▶ **Task directions**: Some lines below hold "JSON". Pick them out and copy them.

▶ **Supplied material**:

────────

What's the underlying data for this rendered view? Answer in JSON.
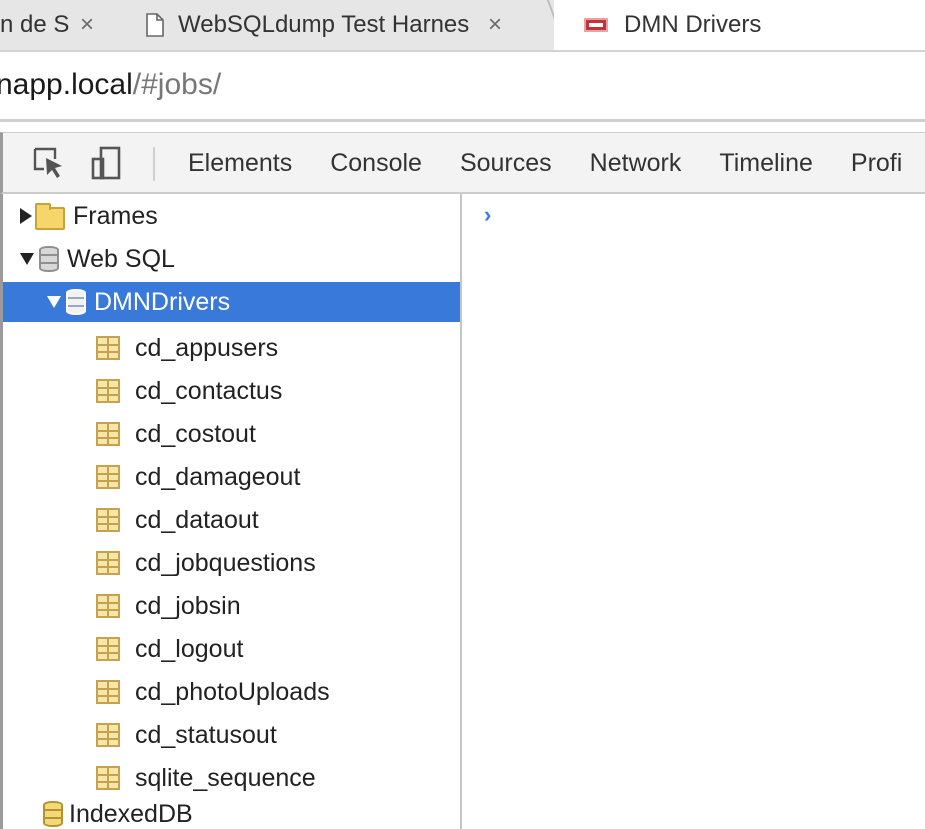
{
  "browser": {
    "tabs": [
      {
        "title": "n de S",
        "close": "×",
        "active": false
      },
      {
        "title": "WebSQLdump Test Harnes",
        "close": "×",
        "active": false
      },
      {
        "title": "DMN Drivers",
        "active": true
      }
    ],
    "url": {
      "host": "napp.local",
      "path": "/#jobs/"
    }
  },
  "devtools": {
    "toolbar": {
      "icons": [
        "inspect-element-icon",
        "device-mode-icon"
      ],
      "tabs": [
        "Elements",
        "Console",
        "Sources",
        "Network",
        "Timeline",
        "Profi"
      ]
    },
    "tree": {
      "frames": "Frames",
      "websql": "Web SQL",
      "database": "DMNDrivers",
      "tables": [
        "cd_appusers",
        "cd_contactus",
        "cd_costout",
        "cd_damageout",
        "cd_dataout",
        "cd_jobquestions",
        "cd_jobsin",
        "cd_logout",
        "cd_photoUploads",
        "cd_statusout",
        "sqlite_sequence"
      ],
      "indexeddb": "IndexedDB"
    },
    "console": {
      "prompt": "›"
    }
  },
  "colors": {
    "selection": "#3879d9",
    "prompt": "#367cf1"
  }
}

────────

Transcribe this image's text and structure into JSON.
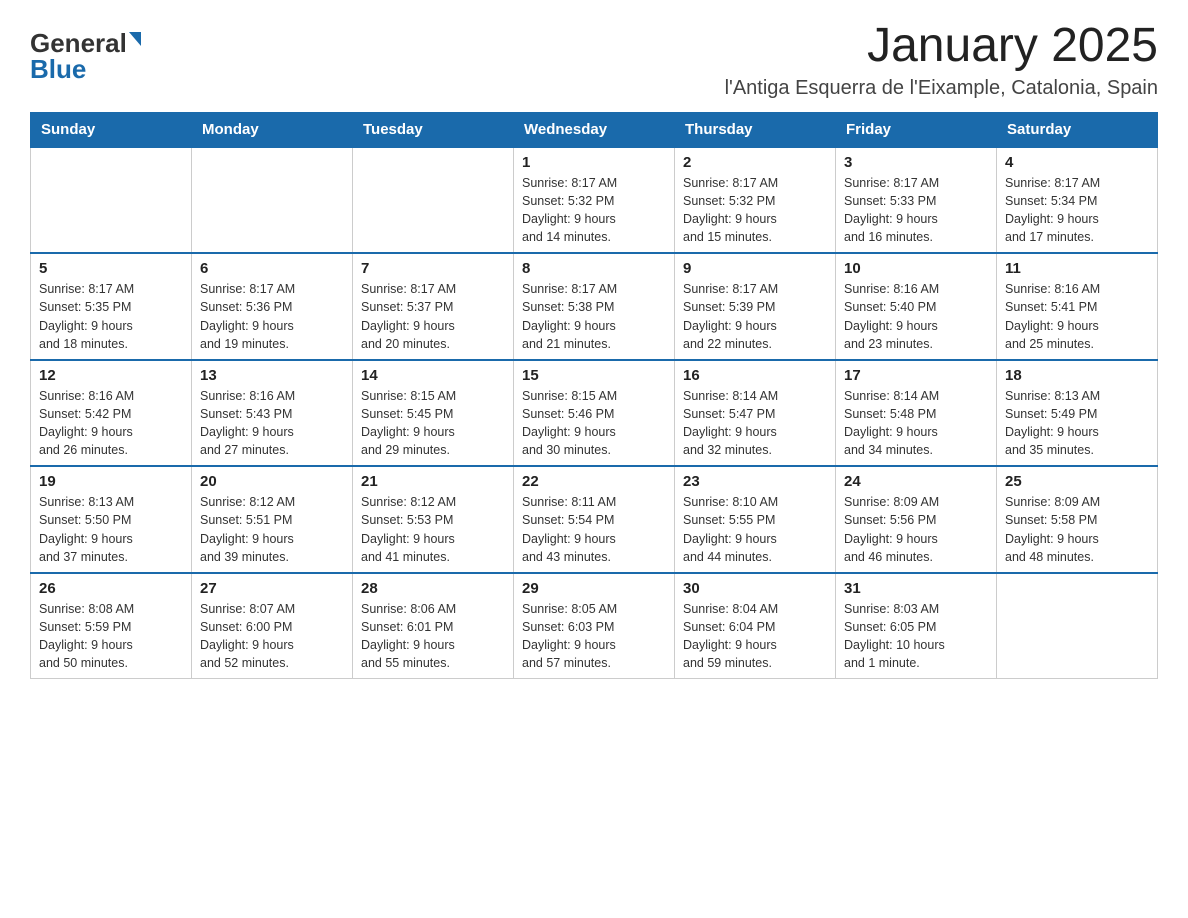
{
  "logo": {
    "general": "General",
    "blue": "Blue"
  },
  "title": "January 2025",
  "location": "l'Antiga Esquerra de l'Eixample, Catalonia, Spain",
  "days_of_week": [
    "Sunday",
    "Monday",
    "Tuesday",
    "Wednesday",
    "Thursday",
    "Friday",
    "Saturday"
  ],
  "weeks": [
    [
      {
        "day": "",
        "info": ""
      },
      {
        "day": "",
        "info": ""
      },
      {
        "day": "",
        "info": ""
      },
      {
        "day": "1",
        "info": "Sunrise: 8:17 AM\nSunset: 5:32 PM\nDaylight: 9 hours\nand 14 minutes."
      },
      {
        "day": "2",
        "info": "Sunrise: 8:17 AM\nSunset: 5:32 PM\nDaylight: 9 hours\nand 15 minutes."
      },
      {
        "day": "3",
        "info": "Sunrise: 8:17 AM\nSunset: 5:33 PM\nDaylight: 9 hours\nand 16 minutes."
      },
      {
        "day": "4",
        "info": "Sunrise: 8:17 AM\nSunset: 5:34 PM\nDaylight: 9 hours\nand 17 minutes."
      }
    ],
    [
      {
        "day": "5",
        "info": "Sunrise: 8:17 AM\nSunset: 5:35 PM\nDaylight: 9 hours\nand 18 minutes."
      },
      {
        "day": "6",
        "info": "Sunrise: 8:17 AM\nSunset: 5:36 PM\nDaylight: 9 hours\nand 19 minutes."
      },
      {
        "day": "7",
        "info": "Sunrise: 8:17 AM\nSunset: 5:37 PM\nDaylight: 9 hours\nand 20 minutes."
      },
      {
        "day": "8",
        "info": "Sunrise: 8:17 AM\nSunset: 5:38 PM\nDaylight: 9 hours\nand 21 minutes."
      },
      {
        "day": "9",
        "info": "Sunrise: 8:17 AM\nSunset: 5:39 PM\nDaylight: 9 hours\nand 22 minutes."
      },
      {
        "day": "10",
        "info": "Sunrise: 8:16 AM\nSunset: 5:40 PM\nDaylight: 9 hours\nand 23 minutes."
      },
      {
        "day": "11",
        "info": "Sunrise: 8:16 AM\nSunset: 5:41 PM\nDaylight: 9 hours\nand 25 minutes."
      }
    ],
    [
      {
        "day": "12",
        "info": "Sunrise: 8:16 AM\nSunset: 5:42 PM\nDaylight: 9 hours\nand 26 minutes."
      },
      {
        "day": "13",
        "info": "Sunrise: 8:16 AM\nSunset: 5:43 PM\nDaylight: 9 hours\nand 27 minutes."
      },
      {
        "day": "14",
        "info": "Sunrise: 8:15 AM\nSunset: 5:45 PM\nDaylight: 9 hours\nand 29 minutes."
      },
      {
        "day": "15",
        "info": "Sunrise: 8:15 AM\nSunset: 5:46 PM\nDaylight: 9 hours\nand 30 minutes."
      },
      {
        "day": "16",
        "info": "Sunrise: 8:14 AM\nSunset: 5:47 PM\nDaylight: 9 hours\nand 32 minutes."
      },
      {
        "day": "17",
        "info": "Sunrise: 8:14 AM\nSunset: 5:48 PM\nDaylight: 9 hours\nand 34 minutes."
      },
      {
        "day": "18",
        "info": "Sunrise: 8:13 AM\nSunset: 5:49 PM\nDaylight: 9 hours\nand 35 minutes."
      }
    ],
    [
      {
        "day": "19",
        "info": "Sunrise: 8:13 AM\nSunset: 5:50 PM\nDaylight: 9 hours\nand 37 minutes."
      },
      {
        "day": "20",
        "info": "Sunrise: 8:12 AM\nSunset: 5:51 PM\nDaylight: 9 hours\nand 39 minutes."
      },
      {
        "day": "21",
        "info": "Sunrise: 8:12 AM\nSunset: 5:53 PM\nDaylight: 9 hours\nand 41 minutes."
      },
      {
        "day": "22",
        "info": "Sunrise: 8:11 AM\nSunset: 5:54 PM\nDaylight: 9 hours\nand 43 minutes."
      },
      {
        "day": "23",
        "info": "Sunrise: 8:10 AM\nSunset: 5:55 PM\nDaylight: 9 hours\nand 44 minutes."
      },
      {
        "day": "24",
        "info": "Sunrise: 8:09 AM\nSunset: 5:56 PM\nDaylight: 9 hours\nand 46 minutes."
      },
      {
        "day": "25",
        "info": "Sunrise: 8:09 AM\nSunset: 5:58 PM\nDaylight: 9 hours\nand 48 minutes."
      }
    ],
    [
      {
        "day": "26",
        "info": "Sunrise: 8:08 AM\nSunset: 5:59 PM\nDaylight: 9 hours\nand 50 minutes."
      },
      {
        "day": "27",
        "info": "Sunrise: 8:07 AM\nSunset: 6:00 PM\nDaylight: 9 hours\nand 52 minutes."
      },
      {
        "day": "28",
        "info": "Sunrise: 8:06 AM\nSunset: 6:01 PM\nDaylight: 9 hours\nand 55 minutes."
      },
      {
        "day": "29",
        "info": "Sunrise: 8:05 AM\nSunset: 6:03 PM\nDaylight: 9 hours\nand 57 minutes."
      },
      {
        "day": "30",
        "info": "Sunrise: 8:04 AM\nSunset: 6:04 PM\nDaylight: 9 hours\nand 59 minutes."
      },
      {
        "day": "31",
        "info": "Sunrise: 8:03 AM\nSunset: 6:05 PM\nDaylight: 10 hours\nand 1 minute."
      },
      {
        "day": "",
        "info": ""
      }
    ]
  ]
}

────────

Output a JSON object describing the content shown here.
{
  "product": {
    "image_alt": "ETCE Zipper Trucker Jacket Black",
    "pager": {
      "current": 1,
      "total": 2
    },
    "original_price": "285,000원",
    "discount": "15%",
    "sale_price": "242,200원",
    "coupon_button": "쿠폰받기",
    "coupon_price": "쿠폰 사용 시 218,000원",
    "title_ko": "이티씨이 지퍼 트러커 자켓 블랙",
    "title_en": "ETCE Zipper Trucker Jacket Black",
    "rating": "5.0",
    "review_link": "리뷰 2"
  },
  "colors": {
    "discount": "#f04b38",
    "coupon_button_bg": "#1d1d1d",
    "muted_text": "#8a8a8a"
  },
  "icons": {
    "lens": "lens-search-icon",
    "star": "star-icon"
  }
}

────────

▶ **Answer to this exercise**:
What's the underlying data for this rendered view? Answer in JSON.
Transcribe this image's text and structure into JSON.
Output a JSON object describing the content shown here.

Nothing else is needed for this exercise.